Tammy Faye literally came in from the cold—from International Falls, Minn., the oldest kid in a family of eight; her father, a truck driver, and mother divorced when Tammy Faye was 3. She grew up in the Pentacostal church and wrote in her autobiography of having a religious experience when she was 10 that persuaded her to dedicate herself to her faith. As a teenager, she followed her church's strict edicts and did not indulge in dances or movies. She attended North Central Bible College in Minneapolis, where she met Jim Bakker; he proposed on their first date. An Assembly of God minister, Bakker and his bride hit the tent-show circuit, singing, preaching, and spreading the good word, before Pat Robertson's Christian Broadcasting Network put them on TV.
They took to the new medium—exhorting the audience with a strange blend of soap-opera drama, Jerry Lewis's telethon tactics and reality TV. Tammy Faye told viewers about how she felt she had done the devil's work when she first put on makeup, only to realize, through God, that it was OK. If viewers were suitably moved, they were invited to ring in and purchase Tammy Faye's own line of cosmetics. She had been discussing her own struggle with addiction to prescription drugs, for which she sought treatment at the Betty Ford Clinic, when less sympathetic stories of the couple's activities began to break.

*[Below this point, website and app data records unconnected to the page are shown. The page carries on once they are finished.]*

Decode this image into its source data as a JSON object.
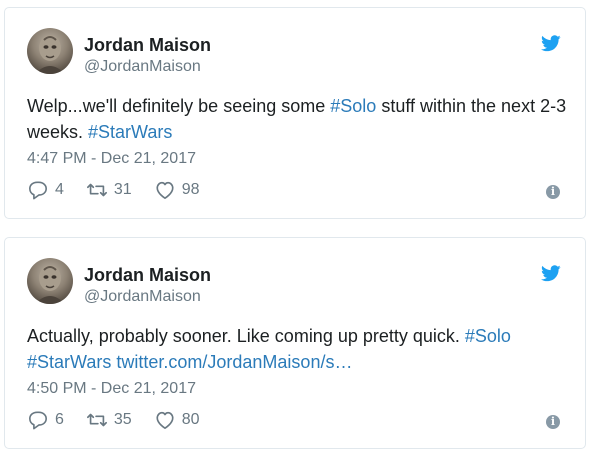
{
  "tweets": [
    {
      "author_name": "Jordan Maison",
      "author_handle": "@JordanMaison",
      "text_parts": {
        "p1": "Welp...we'll definitely be seeing some ",
        "h1": "#Solo",
        "p2": " stuff within the next 2-3 weeks. ",
        "h2": "#StarWars"
      },
      "timestamp": "4:47 PM - Dec 21, 2017",
      "replies": "4",
      "retweets": "31",
      "likes": "98"
    },
    {
      "author_name": "Jordan Maison",
      "author_handle": "@JordanMaison",
      "text_parts": {
        "p1": "Actually, probably sooner. Like coming up pretty quick. ",
        "h1": "#Solo",
        "p2": " ",
        "h2": "#StarWars",
        "p3": " ",
        "link": "twitter.com/JordanMaison/s…"
      },
      "timestamp": "4:50 PM - Dec 21, 2017",
      "replies": "6",
      "retweets": "35",
      "likes": "80"
    }
  ],
  "colors": {
    "link": "#2b7bb9",
    "twitter_blue": "#1da1f2",
    "muted": "#697882",
    "border": "#e1e8ed"
  },
  "icons": [
    "avatar",
    "twitter-bird-icon",
    "reply-icon",
    "retweet-icon",
    "like-icon",
    "info-icon"
  ]
}
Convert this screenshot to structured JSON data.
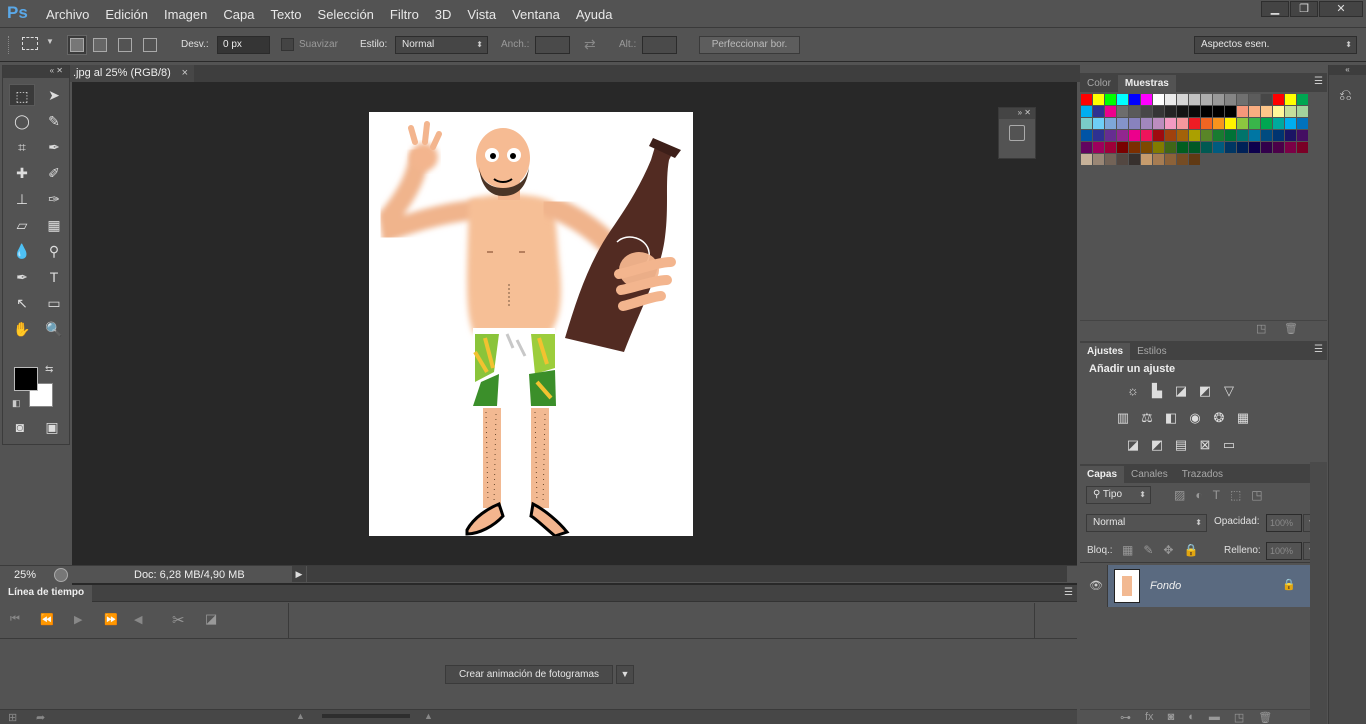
{
  "app": {
    "logo": "Ps"
  },
  "menubar": {
    "items": [
      "Archivo",
      "Edición",
      "Imagen",
      "Capa",
      "Texto",
      "Selección",
      "Filtro",
      "3D",
      "Vista",
      "Ventana",
      "Ayuda"
    ],
    "window_controls": {
      "minimize": "▁",
      "restore": "❐",
      "close": "✕"
    }
  },
  "options": {
    "feather_label": "Desv.:",
    "feather_value": "0 px",
    "antialias_label": "Suavizar",
    "style_label": "Estilo:",
    "style_value": "Normal",
    "width_label": "Anch.:",
    "height_label": "Alt.:",
    "refine_button": "Perfeccionar bor.",
    "workspace": "Aspectos esen."
  },
  "document": {
    "tab_title": ".jpg al 25% (RGB/8)",
    "tab_close": "×"
  },
  "status": {
    "zoom": "25%",
    "doc_info": "Doc: 6,28 MB/4,90 MB"
  },
  "timeline": {
    "tab": "Línea de tiempo",
    "create_button": "Crear animación de fotogramas"
  },
  "panels": {
    "swatches_tabs": [
      "Color",
      "Muestras"
    ],
    "adjustments_tabs": [
      "Ajustes",
      "Estilos"
    ],
    "adjustments_title": "Añadir un ajuste",
    "layers_tabs": [
      "Capas",
      "Canales",
      "Trazados"
    ],
    "filter_kind": "Tipo",
    "blend_mode": "Normal",
    "opacity_label": "Opacidad:",
    "opacity_value": "100%",
    "lock_label": "Bloq.:",
    "fill_label": "Relleno:",
    "fill_value": "100%",
    "layer_name": "Fondo"
  },
  "colors": {
    "foreground": "#000000",
    "background": "#ffffff",
    "canvas_bg": "#282828",
    "selected_layer": "#5a6a80"
  },
  "swatches": [
    "#ff0000",
    "#ffff00",
    "#00ff00",
    "#00ffff",
    "#0000ff",
    "#ff00ff",
    "#ffffff",
    "#ebebeb",
    "#d6d6d6",
    "#c2c2c2",
    "#adadad",
    "#999999",
    "#858585",
    "#707070",
    "#5c5c5c",
    "#474747",
    "#ff0000",
    "#ffff00",
    "#00a651",
    "#00aeef",
    "#2e3192",
    "#ec008c",
    "#6d6d6d",
    "#5a5a5a",
    "#474747",
    "#353535",
    "#242424",
    "#141414",
    "#0a0a0a",
    "#000000",
    "#000000",
    "#000000",
    "#f7977a",
    "#f9ad81",
    "#fdc68a",
    "#fff79a",
    "#c4df9b",
    "#a3d39c",
    "#7accc8",
    "#6ecff6",
    "#7ea7d8",
    "#8493ca",
    "#8882be",
    "#a187be",
    "#bc8dbf",
    "#f49ac2",
    "#f6989d",
    "#ed1c24",
    "#f26522",
    "#f7941d",
    "#fff200",
    "#8dc63f",
    "#39b54a",
    "#00a651",
    "#00a99d",
    "#00aeef",
    "#0072bc",
    "#0054a6",
    "#2e3192",
    "#662d91",
    "#92278f",
    "#ec008c",
    "#ed145b",
    "#9e0b0f",
    "#a0410d",
    "#a36209",
    "#aba000",
    "#598527",
    "#197b30",
    "#007236",
    "#00746b",
    "#0076a3",
    "#004b80",
    "#003471",
    "#1b1464",
    "#440e62",
    "#630460",
    "#9e005d",
    "#9e0039",
    "#790000",
    "#7b2e00",
    "#7d4900",
    "#827b00",
    "#406618",
    "#005e20",
    "#005826",
    "#005952",
    "#005b7f",
    "#003663",
    "#002157",
    "#0d004c",
    "#32004b",
    "#4b0049",
    "#7b0046",
    "#7a0026",
    "#c7b299",
    "#998675",
    "#736357",
    "#534741",
    "#37302d",
    "#c69c6d",
    "#a67c52",
    "#8c6239",
    "#754c24",
    "#603913"
  ]
}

After vowing to stand by her man, Tammy Faye divorced Jim during his stint in prison (he was released in 1994), and married a contractor who had worked at the Bakkers' theme park, Heritage USA. She took his last name, Messner, but by that point, the world knew her simply as Tammy Faye. Though she cut short her appearance on the "Jim J. and Tammy Faye Show," owing to her initial diagnosis with cancer, the program, cohosted by an openly gay actor, helped cement her status as a friend and supporter of the gay community—which has not always been welcomed by prominent evangelicals. Over the last decade, the limelight has had a hard time letting go of her. She cooperated with the makers of "The Eyes of Tammy Faye," a sympathetic documentary, appeared as a character on "The Drew Carey Show," popped up on "Entertainment Tonight" and discussed her illness openly, on "The Larry King Show," as well as a Sundance channel program featuring her son, Jay Bakker, entitled "One Punk Under God." (Jay, bedecked with tatoos and piercings, has taken to the family business.) She also maintained her own Web site. Over the weekend, tammyfaye.com went dark. I hope they have L'Oreal Waterproof Lash Out in heaven.